[Supplied entries]

▶

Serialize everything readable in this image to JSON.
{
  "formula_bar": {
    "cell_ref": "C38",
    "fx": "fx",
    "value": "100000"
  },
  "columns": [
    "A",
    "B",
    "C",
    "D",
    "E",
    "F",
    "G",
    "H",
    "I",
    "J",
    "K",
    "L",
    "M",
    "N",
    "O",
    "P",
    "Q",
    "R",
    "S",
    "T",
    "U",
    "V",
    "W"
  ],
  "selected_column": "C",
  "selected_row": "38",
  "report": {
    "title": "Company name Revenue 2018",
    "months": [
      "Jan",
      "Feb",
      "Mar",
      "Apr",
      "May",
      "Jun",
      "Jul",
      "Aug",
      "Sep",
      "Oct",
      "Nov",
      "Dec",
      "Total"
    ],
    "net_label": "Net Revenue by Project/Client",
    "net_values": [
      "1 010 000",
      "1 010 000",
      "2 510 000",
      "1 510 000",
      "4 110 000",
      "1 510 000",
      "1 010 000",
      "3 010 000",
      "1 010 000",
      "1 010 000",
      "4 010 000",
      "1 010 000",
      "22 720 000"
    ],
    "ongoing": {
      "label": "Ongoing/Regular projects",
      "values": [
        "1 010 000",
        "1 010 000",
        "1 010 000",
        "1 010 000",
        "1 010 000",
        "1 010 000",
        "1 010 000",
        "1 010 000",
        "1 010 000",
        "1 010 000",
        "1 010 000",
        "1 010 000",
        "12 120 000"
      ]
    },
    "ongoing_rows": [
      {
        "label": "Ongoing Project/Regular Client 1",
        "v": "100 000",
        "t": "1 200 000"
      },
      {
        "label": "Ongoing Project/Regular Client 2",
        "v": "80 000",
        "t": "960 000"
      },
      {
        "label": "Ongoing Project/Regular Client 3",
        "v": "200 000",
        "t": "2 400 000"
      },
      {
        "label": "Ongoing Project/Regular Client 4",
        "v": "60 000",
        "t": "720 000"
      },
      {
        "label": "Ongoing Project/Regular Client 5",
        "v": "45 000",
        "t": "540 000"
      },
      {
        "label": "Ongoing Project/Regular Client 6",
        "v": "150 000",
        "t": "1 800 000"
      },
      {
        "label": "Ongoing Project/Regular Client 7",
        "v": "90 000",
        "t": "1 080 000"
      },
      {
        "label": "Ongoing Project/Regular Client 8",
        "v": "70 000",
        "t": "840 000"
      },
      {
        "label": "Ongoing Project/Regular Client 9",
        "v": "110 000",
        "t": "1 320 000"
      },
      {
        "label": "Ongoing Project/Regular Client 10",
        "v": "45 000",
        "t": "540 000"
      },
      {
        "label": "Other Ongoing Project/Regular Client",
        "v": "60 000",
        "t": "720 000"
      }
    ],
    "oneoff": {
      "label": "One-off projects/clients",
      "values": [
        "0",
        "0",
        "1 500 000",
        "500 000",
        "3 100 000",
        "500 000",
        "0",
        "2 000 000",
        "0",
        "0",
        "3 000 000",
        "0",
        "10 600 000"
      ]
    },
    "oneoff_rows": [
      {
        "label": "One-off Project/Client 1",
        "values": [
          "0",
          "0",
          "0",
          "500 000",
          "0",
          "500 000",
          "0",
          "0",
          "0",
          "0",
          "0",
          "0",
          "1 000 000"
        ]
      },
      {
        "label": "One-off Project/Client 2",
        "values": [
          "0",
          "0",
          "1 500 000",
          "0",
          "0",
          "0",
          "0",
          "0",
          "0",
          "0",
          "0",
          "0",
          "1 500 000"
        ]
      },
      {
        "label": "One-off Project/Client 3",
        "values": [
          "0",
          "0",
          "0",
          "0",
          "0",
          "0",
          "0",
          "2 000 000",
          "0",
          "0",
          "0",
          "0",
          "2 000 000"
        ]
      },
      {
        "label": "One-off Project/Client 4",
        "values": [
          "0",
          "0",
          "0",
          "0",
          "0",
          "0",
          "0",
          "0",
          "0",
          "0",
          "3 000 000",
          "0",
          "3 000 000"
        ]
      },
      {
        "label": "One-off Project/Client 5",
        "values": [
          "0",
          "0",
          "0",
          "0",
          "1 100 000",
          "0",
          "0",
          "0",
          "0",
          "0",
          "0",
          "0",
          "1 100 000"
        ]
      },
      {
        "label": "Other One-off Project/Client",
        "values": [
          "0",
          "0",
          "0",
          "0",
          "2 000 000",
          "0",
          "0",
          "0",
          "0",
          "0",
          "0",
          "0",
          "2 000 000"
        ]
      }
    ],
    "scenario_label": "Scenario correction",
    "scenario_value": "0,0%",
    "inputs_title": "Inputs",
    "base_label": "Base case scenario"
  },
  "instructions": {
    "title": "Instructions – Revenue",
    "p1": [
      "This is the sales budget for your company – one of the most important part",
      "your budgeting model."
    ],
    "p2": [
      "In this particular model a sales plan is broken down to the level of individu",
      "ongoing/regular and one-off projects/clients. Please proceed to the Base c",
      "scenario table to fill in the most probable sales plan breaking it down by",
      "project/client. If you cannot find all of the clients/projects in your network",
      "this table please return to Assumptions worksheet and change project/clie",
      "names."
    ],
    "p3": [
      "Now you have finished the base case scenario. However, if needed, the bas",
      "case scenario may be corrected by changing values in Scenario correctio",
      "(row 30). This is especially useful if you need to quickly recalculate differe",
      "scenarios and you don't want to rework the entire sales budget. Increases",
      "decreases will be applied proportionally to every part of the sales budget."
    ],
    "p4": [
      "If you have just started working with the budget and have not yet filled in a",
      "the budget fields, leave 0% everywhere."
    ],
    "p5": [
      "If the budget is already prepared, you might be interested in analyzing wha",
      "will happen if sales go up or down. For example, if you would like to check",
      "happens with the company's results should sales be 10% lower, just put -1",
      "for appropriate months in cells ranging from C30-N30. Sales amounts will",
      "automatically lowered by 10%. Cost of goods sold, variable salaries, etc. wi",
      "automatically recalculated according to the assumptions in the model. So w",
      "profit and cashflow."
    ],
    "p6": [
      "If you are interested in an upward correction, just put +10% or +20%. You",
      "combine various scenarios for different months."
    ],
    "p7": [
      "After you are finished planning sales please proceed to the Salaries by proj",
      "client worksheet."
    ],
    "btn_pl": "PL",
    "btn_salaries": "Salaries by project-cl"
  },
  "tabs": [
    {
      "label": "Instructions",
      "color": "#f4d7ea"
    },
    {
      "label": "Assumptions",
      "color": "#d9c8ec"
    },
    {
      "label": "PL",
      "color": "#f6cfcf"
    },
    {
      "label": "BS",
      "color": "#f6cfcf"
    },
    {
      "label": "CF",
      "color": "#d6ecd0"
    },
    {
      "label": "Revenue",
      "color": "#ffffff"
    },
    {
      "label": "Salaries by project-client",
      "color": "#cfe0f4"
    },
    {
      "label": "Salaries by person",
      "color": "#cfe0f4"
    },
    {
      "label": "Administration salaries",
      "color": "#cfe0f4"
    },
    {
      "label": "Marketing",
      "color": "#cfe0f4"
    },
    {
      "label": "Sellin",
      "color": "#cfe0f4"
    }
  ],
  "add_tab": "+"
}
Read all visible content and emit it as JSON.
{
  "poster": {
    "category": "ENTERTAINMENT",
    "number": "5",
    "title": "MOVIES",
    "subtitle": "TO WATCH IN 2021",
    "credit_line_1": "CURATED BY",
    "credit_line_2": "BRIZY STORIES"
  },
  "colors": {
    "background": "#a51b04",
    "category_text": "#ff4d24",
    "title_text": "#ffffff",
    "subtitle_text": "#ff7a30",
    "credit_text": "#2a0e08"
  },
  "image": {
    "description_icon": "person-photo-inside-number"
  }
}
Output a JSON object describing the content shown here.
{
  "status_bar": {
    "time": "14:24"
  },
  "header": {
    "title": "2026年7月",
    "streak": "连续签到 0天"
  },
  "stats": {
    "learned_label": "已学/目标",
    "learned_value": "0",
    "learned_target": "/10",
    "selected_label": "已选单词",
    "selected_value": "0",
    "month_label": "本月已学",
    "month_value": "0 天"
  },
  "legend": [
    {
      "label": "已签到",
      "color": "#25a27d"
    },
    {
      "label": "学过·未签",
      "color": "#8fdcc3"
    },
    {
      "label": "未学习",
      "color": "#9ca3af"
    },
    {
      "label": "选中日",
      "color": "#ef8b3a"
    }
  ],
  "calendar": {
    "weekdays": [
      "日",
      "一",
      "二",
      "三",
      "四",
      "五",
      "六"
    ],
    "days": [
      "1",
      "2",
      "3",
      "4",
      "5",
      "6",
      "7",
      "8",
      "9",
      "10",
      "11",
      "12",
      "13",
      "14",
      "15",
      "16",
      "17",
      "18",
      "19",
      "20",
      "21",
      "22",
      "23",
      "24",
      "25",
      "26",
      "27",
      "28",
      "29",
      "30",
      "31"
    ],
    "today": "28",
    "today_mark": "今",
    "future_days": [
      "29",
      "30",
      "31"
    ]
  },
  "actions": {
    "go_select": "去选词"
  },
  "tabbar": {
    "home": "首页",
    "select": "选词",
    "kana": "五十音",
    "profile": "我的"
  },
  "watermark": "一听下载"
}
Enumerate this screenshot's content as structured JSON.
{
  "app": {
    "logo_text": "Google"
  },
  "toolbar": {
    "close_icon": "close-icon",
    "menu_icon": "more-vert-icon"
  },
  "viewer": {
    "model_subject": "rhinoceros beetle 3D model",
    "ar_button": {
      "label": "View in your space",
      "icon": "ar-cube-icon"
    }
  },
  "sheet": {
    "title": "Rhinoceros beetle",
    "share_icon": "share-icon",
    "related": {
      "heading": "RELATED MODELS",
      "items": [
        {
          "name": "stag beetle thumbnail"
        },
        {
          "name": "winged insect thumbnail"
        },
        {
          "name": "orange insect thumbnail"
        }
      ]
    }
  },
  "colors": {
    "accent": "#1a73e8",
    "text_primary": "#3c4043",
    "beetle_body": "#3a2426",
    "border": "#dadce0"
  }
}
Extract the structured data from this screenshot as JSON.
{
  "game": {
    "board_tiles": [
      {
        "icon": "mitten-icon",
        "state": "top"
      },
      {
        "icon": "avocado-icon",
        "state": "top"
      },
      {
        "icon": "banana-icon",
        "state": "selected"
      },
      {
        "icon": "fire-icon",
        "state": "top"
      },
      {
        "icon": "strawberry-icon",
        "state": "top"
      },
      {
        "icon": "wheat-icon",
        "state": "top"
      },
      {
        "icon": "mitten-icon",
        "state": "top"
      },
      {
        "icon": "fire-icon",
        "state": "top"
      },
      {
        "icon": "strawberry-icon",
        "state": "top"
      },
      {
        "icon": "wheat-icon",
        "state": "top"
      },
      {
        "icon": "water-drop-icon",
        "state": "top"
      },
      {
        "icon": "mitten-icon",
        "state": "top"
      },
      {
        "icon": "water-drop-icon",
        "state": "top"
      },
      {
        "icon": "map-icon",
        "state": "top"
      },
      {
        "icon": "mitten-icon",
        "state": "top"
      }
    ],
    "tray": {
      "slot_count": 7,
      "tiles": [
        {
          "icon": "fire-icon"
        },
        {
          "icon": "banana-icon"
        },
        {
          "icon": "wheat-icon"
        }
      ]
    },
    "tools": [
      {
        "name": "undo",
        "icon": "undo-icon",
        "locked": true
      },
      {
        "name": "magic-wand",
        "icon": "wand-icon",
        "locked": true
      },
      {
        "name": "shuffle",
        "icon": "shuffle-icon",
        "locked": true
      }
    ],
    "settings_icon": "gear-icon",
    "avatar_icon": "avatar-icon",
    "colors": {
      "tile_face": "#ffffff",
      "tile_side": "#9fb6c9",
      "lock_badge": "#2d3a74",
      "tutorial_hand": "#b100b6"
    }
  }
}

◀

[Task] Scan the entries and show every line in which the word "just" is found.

[Response to the task]
      "If you have just started working with the budget and have not yet filled in a",
      "happens with the company's results should sales be 10% lower, just put -1",
      "If you are interested in an upward correction, just put +10% or +20%. You",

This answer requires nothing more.